For the past several decades, linguistic fieldwork in Libya has been extremely difficult, even at times downright impossible. This has certainly been the case for foreign researchers: not only was it nearly impossible to get research permits for Libya from the 1980s to 2000s, and fieldwork that did occur was heavily monitored and restricted, but there has been so little work on Libya in general, and scholars of Libya in Western institutions, that interested students usually have no place to start or advisors with whom to work. But this also to a great extent true for Libyans as well: Libyans with linguistic training have typically returned to work in universities teaching translation studies or foreign languages and only a few have published research in Libya on Libyan languages. Up until 2011 it was illegal to openly research anything other than Arabic—the regime’s official position was that Amazigh is a dialect of Arabic, and numerous researchers (not to mention activists) were thrown in jail for trying to write, teach, or research Amazigh in Libya. And now, although the activism and dedication of numerous Libyans has led to the increased visibility of the Amazigh and Tebu languages in Libya, actual fieldwork and research remains difficult for everyone due to the current political and military struggles.
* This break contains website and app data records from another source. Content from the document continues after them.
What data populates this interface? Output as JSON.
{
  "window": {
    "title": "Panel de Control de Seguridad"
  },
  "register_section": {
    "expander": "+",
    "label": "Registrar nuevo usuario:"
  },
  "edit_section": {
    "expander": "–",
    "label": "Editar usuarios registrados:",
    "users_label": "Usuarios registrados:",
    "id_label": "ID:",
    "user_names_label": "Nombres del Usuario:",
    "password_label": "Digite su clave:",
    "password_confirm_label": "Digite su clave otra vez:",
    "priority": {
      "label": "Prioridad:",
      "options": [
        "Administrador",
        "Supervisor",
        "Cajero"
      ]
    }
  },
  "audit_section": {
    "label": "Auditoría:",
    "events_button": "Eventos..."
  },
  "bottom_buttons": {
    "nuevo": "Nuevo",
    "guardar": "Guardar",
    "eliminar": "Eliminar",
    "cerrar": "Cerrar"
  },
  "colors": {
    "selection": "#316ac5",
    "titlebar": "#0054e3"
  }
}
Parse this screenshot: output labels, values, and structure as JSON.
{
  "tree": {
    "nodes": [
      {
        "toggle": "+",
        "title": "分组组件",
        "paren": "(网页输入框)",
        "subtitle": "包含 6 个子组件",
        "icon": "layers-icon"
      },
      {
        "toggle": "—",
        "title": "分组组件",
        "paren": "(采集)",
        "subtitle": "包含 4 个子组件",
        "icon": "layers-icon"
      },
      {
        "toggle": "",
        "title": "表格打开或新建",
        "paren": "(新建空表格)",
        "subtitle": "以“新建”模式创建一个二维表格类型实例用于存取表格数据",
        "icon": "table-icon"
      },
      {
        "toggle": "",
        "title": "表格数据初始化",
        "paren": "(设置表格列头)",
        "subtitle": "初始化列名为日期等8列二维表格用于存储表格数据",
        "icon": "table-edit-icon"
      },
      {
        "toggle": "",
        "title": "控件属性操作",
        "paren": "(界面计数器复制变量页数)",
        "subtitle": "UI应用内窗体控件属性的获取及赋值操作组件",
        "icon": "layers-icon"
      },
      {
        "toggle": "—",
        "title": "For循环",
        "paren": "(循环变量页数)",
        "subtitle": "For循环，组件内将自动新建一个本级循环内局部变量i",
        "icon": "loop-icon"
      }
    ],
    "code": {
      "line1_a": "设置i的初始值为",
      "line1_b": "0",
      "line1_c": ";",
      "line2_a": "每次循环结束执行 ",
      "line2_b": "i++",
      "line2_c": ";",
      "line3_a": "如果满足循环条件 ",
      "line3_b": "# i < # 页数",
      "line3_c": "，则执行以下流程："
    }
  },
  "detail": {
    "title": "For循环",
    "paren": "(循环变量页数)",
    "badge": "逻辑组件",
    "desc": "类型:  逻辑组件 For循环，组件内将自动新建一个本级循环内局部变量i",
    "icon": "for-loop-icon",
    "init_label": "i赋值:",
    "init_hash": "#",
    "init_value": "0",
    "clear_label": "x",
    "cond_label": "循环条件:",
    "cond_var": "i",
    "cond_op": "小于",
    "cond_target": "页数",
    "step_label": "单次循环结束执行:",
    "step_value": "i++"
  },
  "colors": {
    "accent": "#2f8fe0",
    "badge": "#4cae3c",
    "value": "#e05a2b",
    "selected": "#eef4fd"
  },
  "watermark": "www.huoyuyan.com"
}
I’ve always assumed that fieldwork during the colonial era and during the kingdom was, in contrast, much easier. Foreign researchers could simply have taken advantage of colonial power structures to go where they wanted, and indeed many did. Or after independence they were given permits to do so. And this is largely the case for research on Libya up until the early 1970s in a variety of fields—anthropology, linguistics, history, urban studies and so on. But, on examining a bunch of older linguistic works more closely, I was surprised to find that many of them were not actually done in the place the language was actually spoken at all—some of them not even in Libya. Of course, these studies were still carried out within colonial power structures. But, it’s likely that French scholars, for example, weren’t as easily able to travel to then-Ottoman Libya as they were able to travel within French colonial domains, and therefore took advantage of what opportunities they had to produce knowledge on the region. I’ve gathered some of these sources together under the rubric “non-site fieldwork”, the opposite of “on-site fieldwork”. Continue reading